PROTECTING YOUR SKIN
The American Academy of Dermatology offers these tips for making skin feel comfortable during winter or when the air is dry: Use a humidifier. With the heat on and windows closed, the air indoors can become very dry in winter, worsening the dryness and itching of eczema. A humidifier adds moisture to the air. Switch to an oil-based moisturizer and use it frequently. The more oil a moisturizer contains, the more effectively it protects against moisture loss. Ointment moisturizers have a high oil content because, by definition, an ointment consists of 80 percent oil and 20 percent water. This water-in-oil emulsion forms a protective layer on the skin and is more “moisturizing” than creams and lotions. Apply a heavy layer of moisturizing, broad-spectrum sunscreen with an SPF of 15 or higher. Use on the face, hands and other exposed skin. This acts as a barrier against the elements and is especially important if you will be outdoors. Dress in layers. The most common triggers of the scratch-itch cycle are sweating and overheating. Layering allows you to remove clothing as needed to prevent overheating. Wear loose-fitting cotton fabrics next to your skin. Shed wet clothes and shoes immediately. These can irritate the skin.

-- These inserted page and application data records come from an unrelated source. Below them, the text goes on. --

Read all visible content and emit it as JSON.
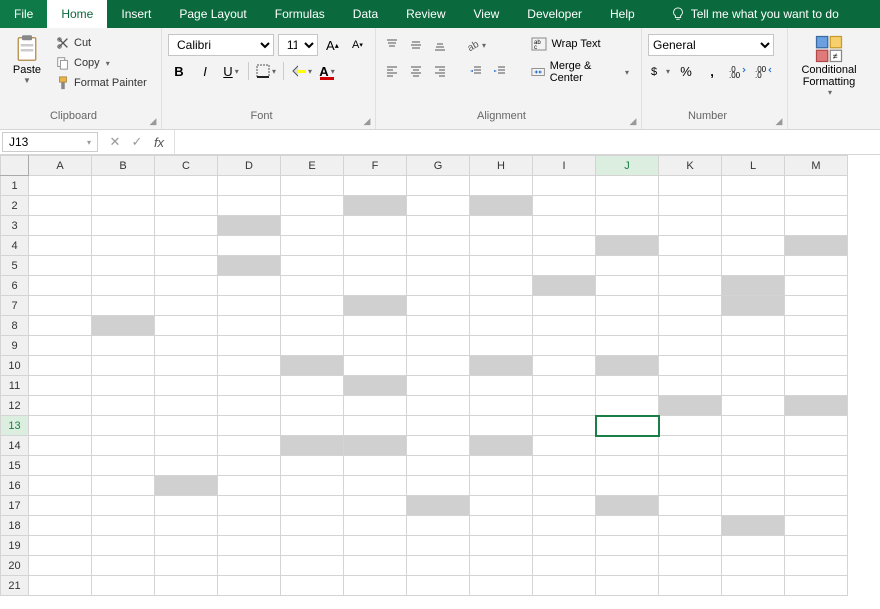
{
  "tabs": [
    "File",
    "Home",
    "Insert",
    "Page Layout",
    "Formulas",
    "Data",
    "Review",
    "View",
    "Developer",
    "Help"
  ],
  "active_tab": "Home",
  "tellme": "Tell me what you want to do",
  "ribbon": {
    "clipboard": {
      "paste": "Paste",
      "cut": "Cut",
      "copy": "Copy",
      "fmtpainter": "Format Painter",
      "label": "Clipboard"
    },
    "font": {
      "name": "Calibri",
      "size": "11",
      "label": "Font",
      "bold": "B",
      "italic": "I",
      "underline": "U"
    },
    "alignment": {
      "wrap": "Wrap Text",
      "merge": "Merge & Center",
      "label": "Alignment"
    },
    "number": {
      "format": "General",
      "label": "Number"
    },
    "cond": {
      "label": "Conditional Formatting"
    }
  },
  "namebox": "J13",
  "formula": "",
  "cols": [
    "A",
    "B",
    "C",
    "D",
    "E",
    "F",
    "G",
    "H",
    "I",
    "J",
    "K",
    "L",
    "M"
  ],
  "rows": 21,
  "active": {
    "row": 13,
    "col": "J"
  },
  "shaded": [
    {
      "r": 2,
      "c": "F"
    },
    {
      "r": 2,
      "c": "H"
    },
    {
      "r": 3,
      "c": "D"
    },
    {
      "r": 4,
      "c": "J"
    },
    {
      "r": 4,
      "c": "M"
    },
    {
      "r": 5,
      "c": "D"
    },
    {
      "r": 6,
      "c": "I"
    },
    {
      "r": 6,
      "c": "L"
    },
    {
      "r": 7,
      "c": "F"
    },
    {
      "r": 7,
      "c": "L"
    },
    {
      "r": 8,
      "c": "B"
    },
    {
      "r": 10,
      "c": "E"
    },
    {
      "r": 10,
      "c": "H"
    },
    {
      "r": 10,
      "c": "J"
    },
    {
      "r": 11,
      "c": "F"
    },
    {
      "r": 12,
      "c": "K"
    },
    {
      "r": 12,
      "c": "M"
    },
    {
      "r": 14,
      "c": "E"
    },
    {
      "r": 14,
      "c": "F"
    },
    {
      "r": 14,
      "c": "H"
    },
    {
      "r": 16,
      "c": "C"
    },
    {
      "r": 17,
      "c": "G"
    },
    {
      "r": 17,
      "c": "J"
    },
    {
      "r": 18,
      "c": "L"
    }
  ]
}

SOURCE: American Academy of Dermatology
THE SIN BIN: -
Fake window cleaner conned woman, 89: A FAKE window cleaner who stole money from an 89-year-old woman has been jailed for four years. A judge told Ian Cornell (43), of Chesterfield Road, Mansfield, that he was 'disgusted' by his behaviour in targeting an elderly woman. The victim was asleep in a chair in her living room in the afternoon on 15th October when she was woken by Cornell, Nottingham Crown Court was told on Friday. Prosecutor Paul Stimson said Cornell told the woman he had come to clean the windows on behalf of her regular cleaner, giving the other man's correct first name. "He then asked if he could come in for a cup of tea because he was cold," said Mr Stimson. Without being invited he followed her in and stole £20 from her purse while she made the tea. It was his 10th conviction for house burglary and although most were derelict properties, the last two, for which he received 28 months in prison, were lived in.Cornell, who admitted the offence, had never had help with his drugs problem and was sorry for what he had done, according to his barrister Sarah Munro. Judge Dudley Bennett told him: "You are a persistent criminal, you conned your way in with your lying pretence that you were a window cleaner."

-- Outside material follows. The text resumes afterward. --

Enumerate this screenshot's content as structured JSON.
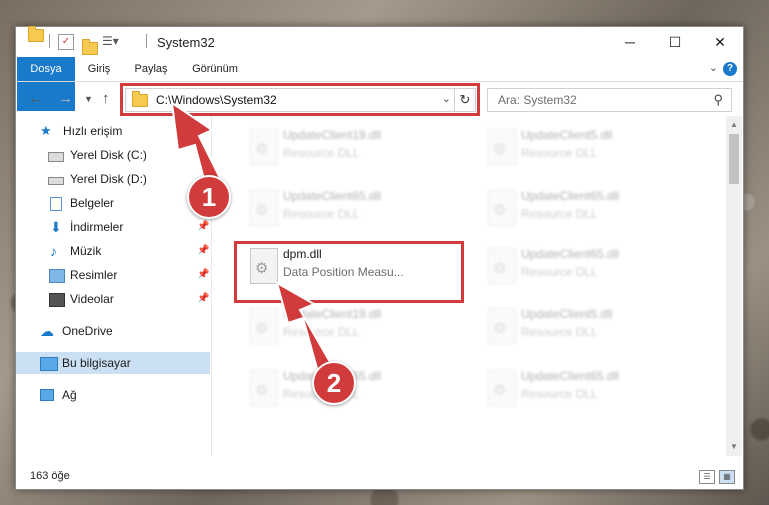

Window cleaning yob handed CRASBO: A teenager from St Helens who carried out a window cleaning scam has been hit with a criminal ASBO. Lee James Stuart appeared at St Helens Magistrates Court last week where he was given the order after pleading guilty to criminal damage. The 19-year-old was sentenced earlier this year for fraud after taking money from a number of homeowners, promising to clean their windows but then failing to do so. Many of the targets in the unsophisticated scam lived just a few hundreds yards from Stuart's home address. He was given a 12 months conditional discharge, ordered to pay £65 court cost and pay £3 compensation. Stuart, of Brookland Lane, St Helens, admitted the criminal damage charge, which police and council chiefs to apply for the CRASBO, in August. Under the terms of the two-year CRASBO, Stuart is banned from:* Entering the front or rear paths/gardens of any residential property unless he has the authority of the tenant or owner of the property anywhere within the borough of St. Helens* Causing harassment, alarm or distress to any person.Chief Inspector Mike Constantine said: "The court recognised that Mr Stuart had been causing a great deal of distress to vulnerable residents within St Helens by demanding money for the services of cleaning windows and gutters which he had not provided."